When he opened the box, André Berro was wearing surgical gloves, mask, and eye protection—routine protocol for a CDC quarantine public health officer, but this was not a routine package. A U.S. Customs scan of the airmail package that arrived at the San Francisco airport from the Philippines showed an outline of what looked like several human skulls.
Or non-human skulls. When Berro lifted the lid, he found himself staring into the empty sockets of a skull with huge horns connected to each temple with leather straps. He found other skulls strapped together with plant-based ropes in triangular and other shapes. One skull, attached to a spine of unknown species, was wrapped with ropes which had animal teeth inserted. Many of the skulls were decorated with feathers or cloth. Some still had remnants of decaying flesh.
Had the package reached its U.S. destination, any of these objects could have been the source of a disease outbreak. The objects apparently came from different remote regions of the South Pacific. The human remains could have carried bloodborne pathogens; the leather and animal skins could have carried anthrax; the feathers could have come from birds infected with deadly influenza; the cloth might have been burial shrouds from people who died of hemorrhagic fever.
All of these alarming materials were confiscated by CDC before they could do any harm. But Berro’s grim discovery was the exception, not the rule. Real health threats usually look innocuous. They arrive every day, along with millions of people and millions of tons of cargo that enter the U.S. from all parts of the globe. Berro’s San Francisco station is one of 20 CDC Quarantine Stations that monitor U.S. ports of entry by air, land, and sea.
This is one line of defense. The front line is wherever diseases break out. With the globalization of travel and trade of foods and drugs, dangerous pathogens that arise anywhere in the world are just a plane ride away.

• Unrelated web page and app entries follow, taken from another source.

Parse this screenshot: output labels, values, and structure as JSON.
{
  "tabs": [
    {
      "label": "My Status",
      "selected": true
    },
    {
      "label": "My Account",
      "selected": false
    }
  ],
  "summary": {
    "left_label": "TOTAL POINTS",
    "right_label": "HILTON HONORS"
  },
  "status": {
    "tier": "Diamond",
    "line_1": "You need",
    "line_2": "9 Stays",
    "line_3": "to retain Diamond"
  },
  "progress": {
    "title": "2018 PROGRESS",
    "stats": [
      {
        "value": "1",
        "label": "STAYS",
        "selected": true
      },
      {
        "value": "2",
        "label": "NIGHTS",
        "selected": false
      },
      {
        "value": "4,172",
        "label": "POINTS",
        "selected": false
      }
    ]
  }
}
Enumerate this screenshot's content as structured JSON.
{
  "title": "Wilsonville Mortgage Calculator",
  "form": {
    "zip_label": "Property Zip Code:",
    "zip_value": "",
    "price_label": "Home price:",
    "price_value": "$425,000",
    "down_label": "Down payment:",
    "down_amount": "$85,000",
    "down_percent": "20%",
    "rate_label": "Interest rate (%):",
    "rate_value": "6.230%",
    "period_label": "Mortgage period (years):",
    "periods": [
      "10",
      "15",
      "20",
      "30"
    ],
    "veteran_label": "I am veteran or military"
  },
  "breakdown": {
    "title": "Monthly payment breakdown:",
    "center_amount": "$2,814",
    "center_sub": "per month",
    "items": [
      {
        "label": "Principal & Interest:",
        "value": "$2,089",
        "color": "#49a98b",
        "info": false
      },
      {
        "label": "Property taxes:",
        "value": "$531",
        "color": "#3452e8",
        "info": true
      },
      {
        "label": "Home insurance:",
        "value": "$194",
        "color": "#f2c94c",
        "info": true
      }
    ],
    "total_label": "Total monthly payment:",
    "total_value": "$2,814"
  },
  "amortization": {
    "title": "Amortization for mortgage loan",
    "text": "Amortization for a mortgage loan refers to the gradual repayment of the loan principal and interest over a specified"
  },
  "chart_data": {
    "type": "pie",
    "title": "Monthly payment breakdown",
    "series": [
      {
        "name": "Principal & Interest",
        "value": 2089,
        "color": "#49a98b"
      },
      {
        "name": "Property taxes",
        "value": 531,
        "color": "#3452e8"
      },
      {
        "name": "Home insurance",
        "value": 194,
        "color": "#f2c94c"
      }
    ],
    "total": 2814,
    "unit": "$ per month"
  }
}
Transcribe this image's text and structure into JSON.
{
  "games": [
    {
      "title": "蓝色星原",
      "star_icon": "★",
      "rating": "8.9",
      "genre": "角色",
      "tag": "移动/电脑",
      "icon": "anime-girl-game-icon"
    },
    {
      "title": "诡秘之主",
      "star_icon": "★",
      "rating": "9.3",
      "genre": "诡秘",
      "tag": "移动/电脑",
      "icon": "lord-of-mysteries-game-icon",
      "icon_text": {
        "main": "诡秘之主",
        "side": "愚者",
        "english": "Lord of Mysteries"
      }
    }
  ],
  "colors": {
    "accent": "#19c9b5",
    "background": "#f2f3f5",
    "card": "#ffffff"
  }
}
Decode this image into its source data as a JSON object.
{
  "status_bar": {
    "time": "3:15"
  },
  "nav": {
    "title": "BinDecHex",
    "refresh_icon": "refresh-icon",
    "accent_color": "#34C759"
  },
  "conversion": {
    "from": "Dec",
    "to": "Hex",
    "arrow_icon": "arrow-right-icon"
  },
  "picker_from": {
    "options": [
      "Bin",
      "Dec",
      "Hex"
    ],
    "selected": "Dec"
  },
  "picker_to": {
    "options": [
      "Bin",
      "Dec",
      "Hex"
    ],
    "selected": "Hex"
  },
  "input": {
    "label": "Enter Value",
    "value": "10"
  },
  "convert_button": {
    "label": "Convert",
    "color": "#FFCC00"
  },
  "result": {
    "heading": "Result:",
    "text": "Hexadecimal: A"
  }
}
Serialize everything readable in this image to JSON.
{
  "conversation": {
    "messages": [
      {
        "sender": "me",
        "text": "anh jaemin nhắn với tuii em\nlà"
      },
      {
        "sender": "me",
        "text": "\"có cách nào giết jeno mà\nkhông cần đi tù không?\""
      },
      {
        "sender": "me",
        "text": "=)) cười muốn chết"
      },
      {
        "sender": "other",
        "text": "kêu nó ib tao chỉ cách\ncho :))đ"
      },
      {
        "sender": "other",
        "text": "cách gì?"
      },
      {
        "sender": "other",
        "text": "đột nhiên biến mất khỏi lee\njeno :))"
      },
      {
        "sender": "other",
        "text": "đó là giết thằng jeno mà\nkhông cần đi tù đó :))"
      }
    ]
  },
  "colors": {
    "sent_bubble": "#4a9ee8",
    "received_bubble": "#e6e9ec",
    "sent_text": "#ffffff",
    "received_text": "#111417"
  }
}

U.S. national health security depends on global health security, because a threat anywhere is a threat everywhere.
That is why this morning, the Centers for Disease Control, working in partnership with the Department of Defense, announced that we will be committing $40 million to 10 additional countries to continue this kind of initial rapid response and increase progress toward global health security.
These threats come from three directions. Emerging diseases don’t just happen in the movies. Every day the CDC starts a new investigation; on average we turn up one new disease-causing organism every year. In 2011 we found three. As I write, the second wave of the deadly H7N9 avian flu is hitting China. We’ve been lucky that this strain hasn’t, yet, learned to pass easily from person to person. New diseases are inevitable, but new epidemics aren’t.
Drug-resistant infections are the second and perhaps most pernicious threat we face. Already the nightmare bacteria called CRE (carbapenem-resistant enterobacteriaceae), resistant to most or all antibiotics, have gone from a single patient in one state in the U.S. to at least 47 states and thousands of patients. Extensively drug-resistant tuberculosis bacteria are another example of why the end of the antibiotic era is already close for some infections. When I was in charge of tuberculosis control in New York City in the early 1990s, I cared for a man with extensively drug-resistant tuberculosis. It took two years, surgery, extended periods of intravenous antibiotics, and more than $100,000 to cure him. A few years later, I helped his village in India set up a treatment program that would have prevented his resistant infection for less than $10.
A third threat is the intentional creation and intentional or accidental dissemination of genetically altered infectious agents. We’ve already seen anthrax deployed in domestic terrorism. An inevitable but unfortunate downside to recent scientific advancements is that there now exist both high-tech and low-tech ways to create more virulent, drug-resistant, potentially vaccine-evading, highly contagious organisms. And the costs of creating such agents are dropping fast.
No single country can achieve global health security by itself. Ensuring national health security means working with international partners.
CDC partners with nations all over the world to detect and respond to disease outbreaks and natural disasters. Holding the front line are more than 1,600 CDC staff in more than 60 countries, leveraging their expertise by working with ministries of health to train new public health experts in fields ranging from community health to laboratory science.
These people, working in their own countries, hold the front line against global health threats. We need more of them, and need more tools and training to offer them. We’ve made excellent progress over the past few years, with support from the U.S. Congress, and now countries around the world conduct hundreds of investigations a year.
Thus today’s announcement for a major push for global health security (GHS). And next year the president will propose adding $45 million to the CDC budget to further expand the initiative, working toward a five-year goal of making sure that at least 30 countries not currently protected with some 4 billion citizens, can improve their capacity to prevent, detect, and effectively respond to disease threats. We are confident that with international partners, every country in the world can improve its own health security, and thereby the world’s. The vision is for host nations to establish their own laboratory networks, emergency operations centers, and prevention capabilities to create a new, globally interconnected line of defense.